1756: Composer Wolfgang Amadeus Mozart was born in Salzburg, Austria.
1880: Thomas Edison received a patent for his electric incandescent lamp.
1901: Opera composer Giuseppe Verdi died in Milan, Italy, at age 87.
1944: The Soviet Union announced the end of the deadly German siege of Leningrad, which had lasted for more than two years.
1945: Soviet troops liberated the Nazi concentration camps Auschwitz and Birkenau in Poland.
1951: An era of atomic testing in the Nevada desert began as an Air Force plane dropped a 1-kiloton bomb on Frenchman Flats.
1967: Astronauts Virgil I. "Gus" Grissom, Edward H. White and Roger B. Chaffee died in a flash fire during a test aboard their Apollo I spacecraft at Cape Kennedy, Fla.
1973: The Vietnam peace accords were signed in Paris.
1977: The Vatican reaffirmed the Roman Catholic Church's ban on female priests.
1994: Figure skater Tonya Harding appeared before reporters in Portland, Ore., to say that while she'd had no prior knowledge of the attack on her rival, Nancy Kerrigan, she had failed to report "things I learned about the assault" afterward. The Senate passed a nonbinding resolution, 62-38, calling on the Clinton administration to lift the U.S. trade embargo against Vietnam.
1999: The Republican-controlled Senate blocked dismissal of the impeachment case against President Clinton and then voted for new testimony from Monica Lewinsky and two other witnesses -- but by margins well short of the two-thirds needed to oust the president.
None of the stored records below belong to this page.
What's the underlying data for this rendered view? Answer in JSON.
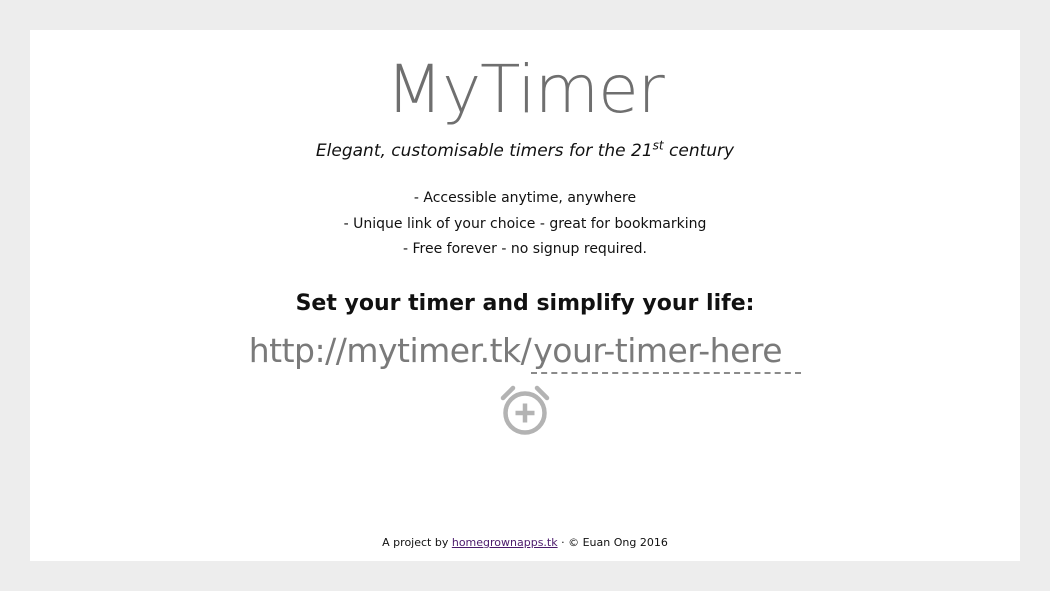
{
  "header": {
    "title": "MyTimer",
    "tagline_main": "Elegant, customisable timers for the 21",
    "tagline_sup": "st",
    "tagline_end": " century"
  },
  "features": [
    "- Accessible anytime, anywhere",
    "- Unique link of your choice - great for bookmarking",
    "- Free forever - no signup required."
  ],
  "cta": {
    "heading": "Set your timer and simplify your life:",
    "url_prefix": "http://mytimer.tk/",
    "input_placeholder": "your-timer-here",
    "input_value": ""
  },
  "add_button": {
    "icon": "add-alarm-icon"
  },
  "footer": {
    "prefix": "A project by ",
    "link_text": "homegrownapps.tk",
    "suffix": " · © Euan Ong 2016"
  },
  "colors": {
    "page_background": "#ededed",
    "card_background": "#ffffff",
    "title_gray": "#6f6f6f",
    "icon_gray": "#b3b3b3",
    "link_purple": "#4b1a6b"
  }
}
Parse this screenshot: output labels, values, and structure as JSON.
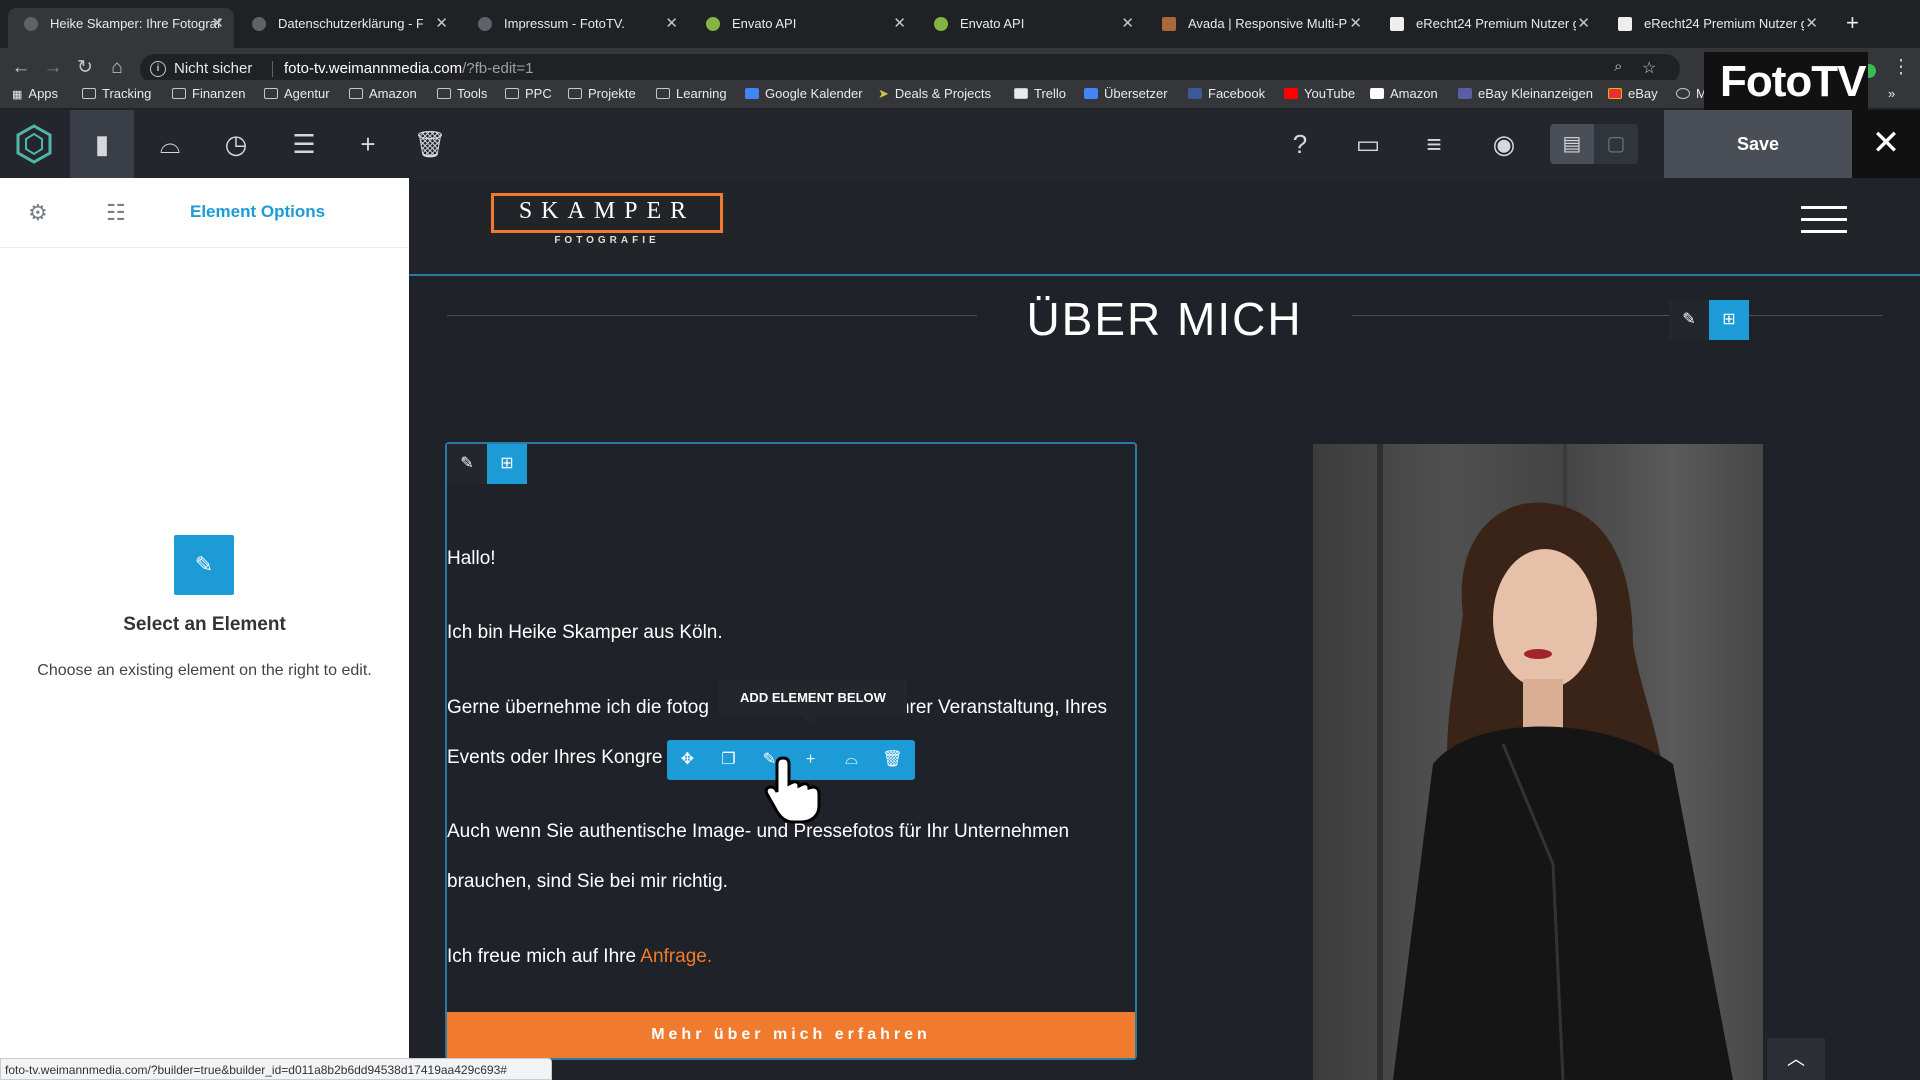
{
  "tabs": [
    {
      "title": "Heike Skamper: Ihre Fotograf",
      "active": true
    },
    {
      "title": "Datenschutzerklärung - Foto"
    },
    {
      "title": "Impressum - FotoTV."
    },
    {
      "title": "Envato API"
    },
    {
      "title": "Envato API"
    },
    {
      "title": "Avada | Responsive Multi-Pu"
    },
    {
      "title": "eRecht24 Premium Nutzer g"
    },
    {
      "title": "eRecht24 Premium Nutzer g"
    }
  ],
  "address": {
    "security": "Nicht sicher",
    "host": "foto-tv.weimannmedia.com",
    "path": "/?fb-edit=1"
  },
  "bookmarks": [
    "Apps",
    "Tracking",
    "Finanzen",
    "Agentur",
    "Amazon",
    "Tools",
    "PPC",
    "Projekte",
    "Learning",
    "Google Kalender",
    "Deals & Projects",
    "Trello",
    "Übersetzer",
    "Facebook",
    "YouTube",
    "Amazon",
    "eBay Kleinanzeigen",
    "eBay",
    "M"
  ],
  "watermark": {
    "text": "FotoTV"
  },
  "builder": {
    "save_label": "Save"
  },
  "panel": {
    "title": "Element Options",
    "select_title": "Select an Element",
    "select_desc": "Choose an existing element on the right to edit."
  },
  "site": {
    "logo": "SKAMPER",
    "logo_sub": "FOTOGRAFIE",
    "heading": "ÜBER MICH",
    "greeting": "Hallo!",
    "intro": "Ich bin Heike Skamper aus Köln.",
    "line1_a": "Gerne übernehme ich die fotog",
    "line1_b": "hrer Veranstaltung, Ihres",
    "line2": "Events oder Ihres Kongre",
    "line3": "Auch wenn Sie authentische Image- und Pressefotos für Ihr Unternehmen",
    "line4": "brauchen, sind Sie bei mir richtig.",
    "line5": "Ich freue mich auf Ihre",
    "link": "Anfrage.",
    "cta": "Mehr über mich erfahren",
    "tooltip": "ADD ELEMENT BELOW"
  },
  "status_url": "foto-tv.weimannmedia.com/?builder=true&builder_id=d011a8b2b6dd94538d17419aa429c693#",
  "colors": {
    "accent": "#1d9bd7",
    "orange": "#f07a2d",
    "dark": "#1f2228"
  }
}
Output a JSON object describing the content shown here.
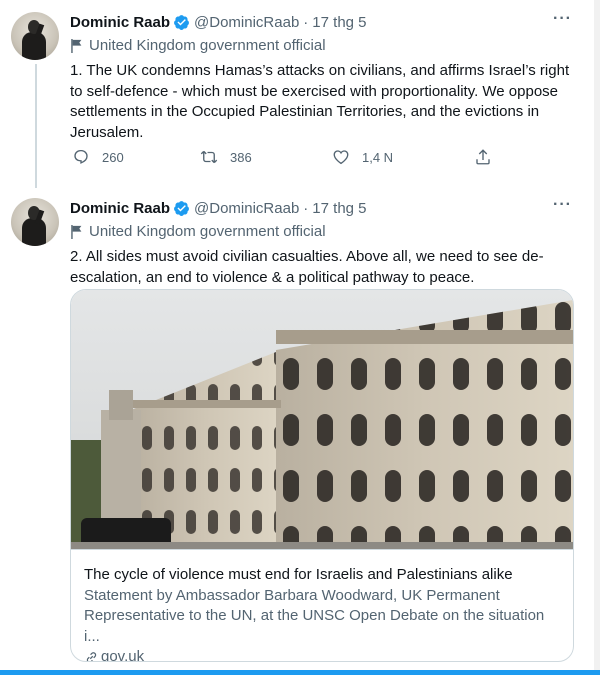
{
  "tweets": [
    {
      "author_name": "Dominic Raab",
      "handle": "@DominicRaab",
      "separator": "·",
      "date": "17 thg 5",
      "label": "United Kingdom government official",
      "text": "1. The UK condemns Hamas’s attacks on civilians, and affirms Israel’s right to self-defence - which must be exercised with proportionality. We oppose settlements in the Occupied Palestinian Territories, and the evictions in Jerusalem.",
      "replies": "260",
      "retweets": "386",
      "likes": "1,4 N"
    },
    {
      "author_name": "Dominic Raab",
      "handle": "@DominicRaab",
      "separator": "·",
      "date": "17 thg 5",
      "label": "United Kingdom government official",
      "text": "2. All sides must avoid civilian casualties. Above all, we need to see de-escalation, an end to violence & a political pathway to peace.",
      "card": {
        "title": "The cycle of violence must end for Israelis and Palestinians alike",
        "description": "Statement by Ambassador Barbara Woodward, UK Permanent Representative to the UN, at the UNSC Open Debate on the situation i...",
        "domain": "gov.uk"
      }
    }
  ],
  "more_glyph": "···",
  "colors": {
    "accent": "#1d9bf0",
    "muted": "#536471",
    "border": "#cfd9de"
  },
  "icons": [
    "verified-badge-icon",
    "flag-icon",
    "reply-icon",
    "retweet-icon",
    "like-icon",
    "share-icon",
    "link-icon",
    "more-icon"
  ]
}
2003: The Bush administration dismissed Iraq's response to U.N. disarmament demands as inadequate. Meanwhile, chief U.N. inspector Hans Blix charged that Iraq had never genuinely accepted U.N. resolutions demanding its disarmament and warned that "cooperation on substance" was necessary for a peaceful solution.